Green, orange, red and black, navy and gold. Those are the primary colors of the uniforms I wore from youth league through college. If you weren’t wearing those same uniforms, well, I’m sorry, but we just can’t be friends for a while during this game. We can talk after it’s all over, but while we’re playing against one another, my only purpose is to win. Sorry. Just the way it is. You’re wearing a different uniform.

That was my mentality on the field and the mentality I believe is required during a game…if you want to win.

Too often, however, this is the mentality we take in life. On the field, it works and is necessary. Off the field, something different is required of us.

Proverbs 21:10–“The soul of the wicked desires evil; his neighbor finds no favor in his eyes.”

Odds are, none reading this would consider themselves to be “evil.” We think we are basically good people. Sure, we make a mistake here and there, but we believe we are still good.

What if, though, this verse is actually true? (It is). What if the way we treat our “neighbor” really matters to God? (It does). What if our neighbor isn’t just the person living closest to us? (Also true). What if we can’t live in right relationship with God without also loving our neighbors? (We can’t).

Jesus spoke on this, of course, when he was asked which is the greatest of all God’s commandments. First, love God with every aspect of your life. Second, love your neighbor in the same way you love yourself. Everything in God’s commands, Jesus said, hang on those two. If we understand and apply those two, we will figure out everything else.

Those who the Lord calls evil, however, don’t care about that second one, even while claiming to care about the first. Put simply, if you and I don’t love our neighbors, if we don’t extend to them grace and mercy and forgiveness, we do not have the love of Jesus in our hearts, nor can we call ourselves true believers. We are not as good as we like to believe.

Who, then, is my neighbor? When asked the same question, Jesus replied with an often-repeated story about the man we call the Good Samaritan. To the people hearing that story for the first time, it was shocking. In their minds, there was no such thing as a “good” person from Samaria. Jesus challenged everything they knew and thought about who was their neighbor.

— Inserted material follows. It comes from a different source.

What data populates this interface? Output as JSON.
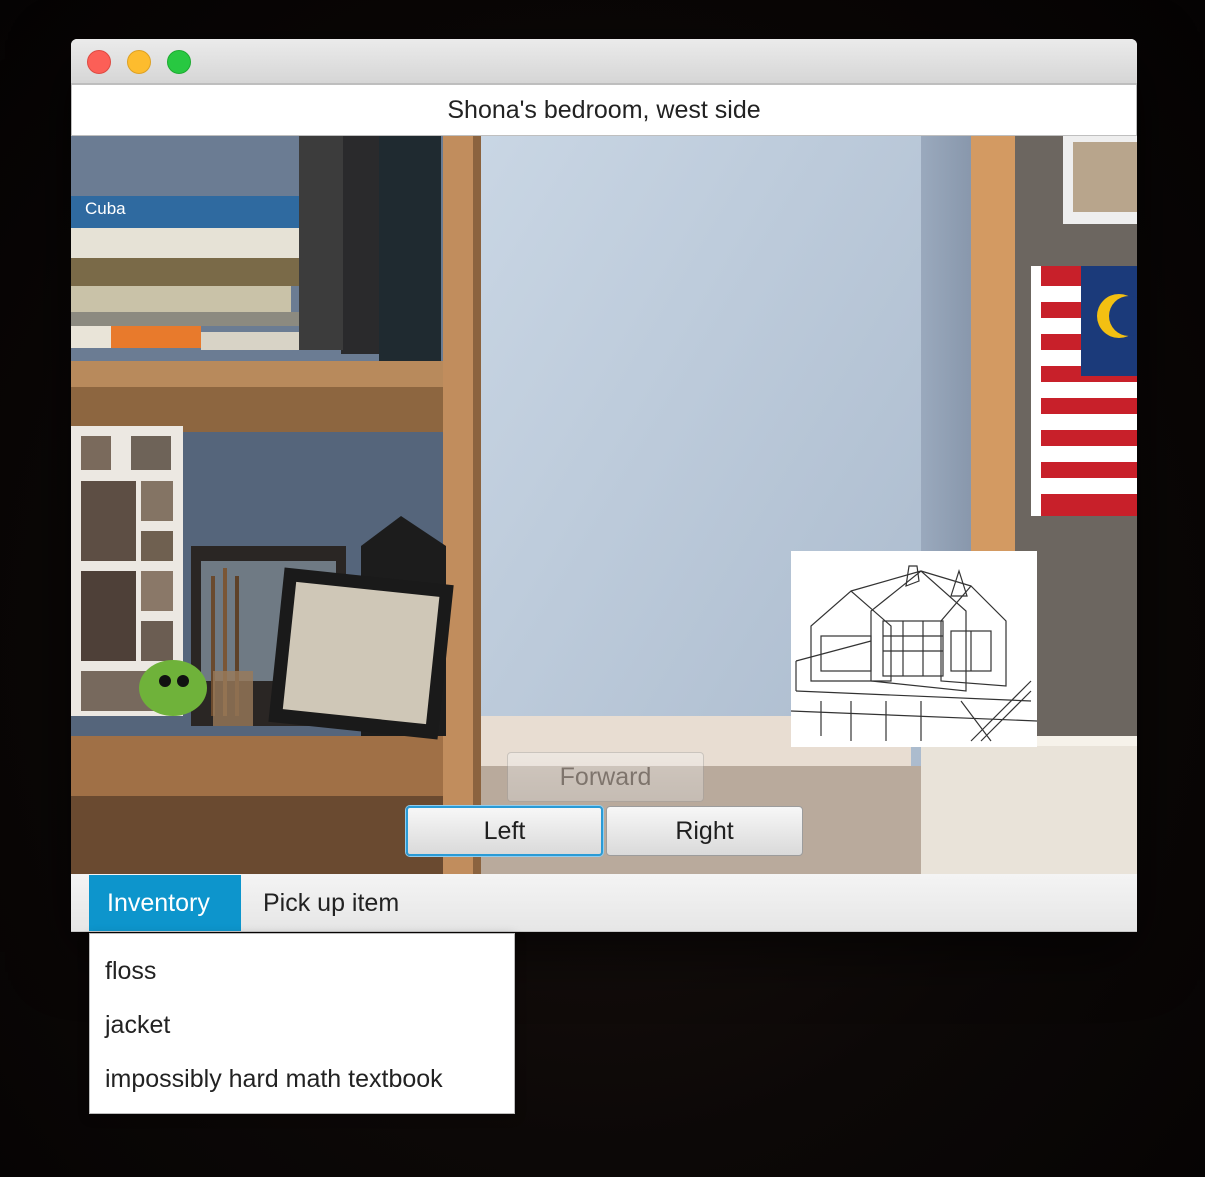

Your neighbor wears a different uniform. Or skin color, social status, hometown, school, worldview, lifestyle, and so on. If we love those who are like us, who love us already, how are we any different from the rest of the world?

Your neighbor has needs that you can meet. Physically, emotionally, relationally, financially, socially, spiritually. If we assumed no one else was going to meet those needs, how would we respond?

Your neighbor is in your path because God put him there. Every encounter is a divine appointment. What if our eyes were open to see that?

Your neighbor reveals what you believe about yourself. Am I also someone in need of grace, or do I believe I’m a good person who can do without the love of Jesus?

Your neighbor reveals what you believe about God. Did he create EVERY person in his image? Did Jesus die for the sins of the whole world?

Lord Jesus, I’m so grateful for the grace and mercy you gave me…I could never deserve or earn it. Send me lots of neighbors today, so that I can demonstrate that grace and mercy to them. Amen.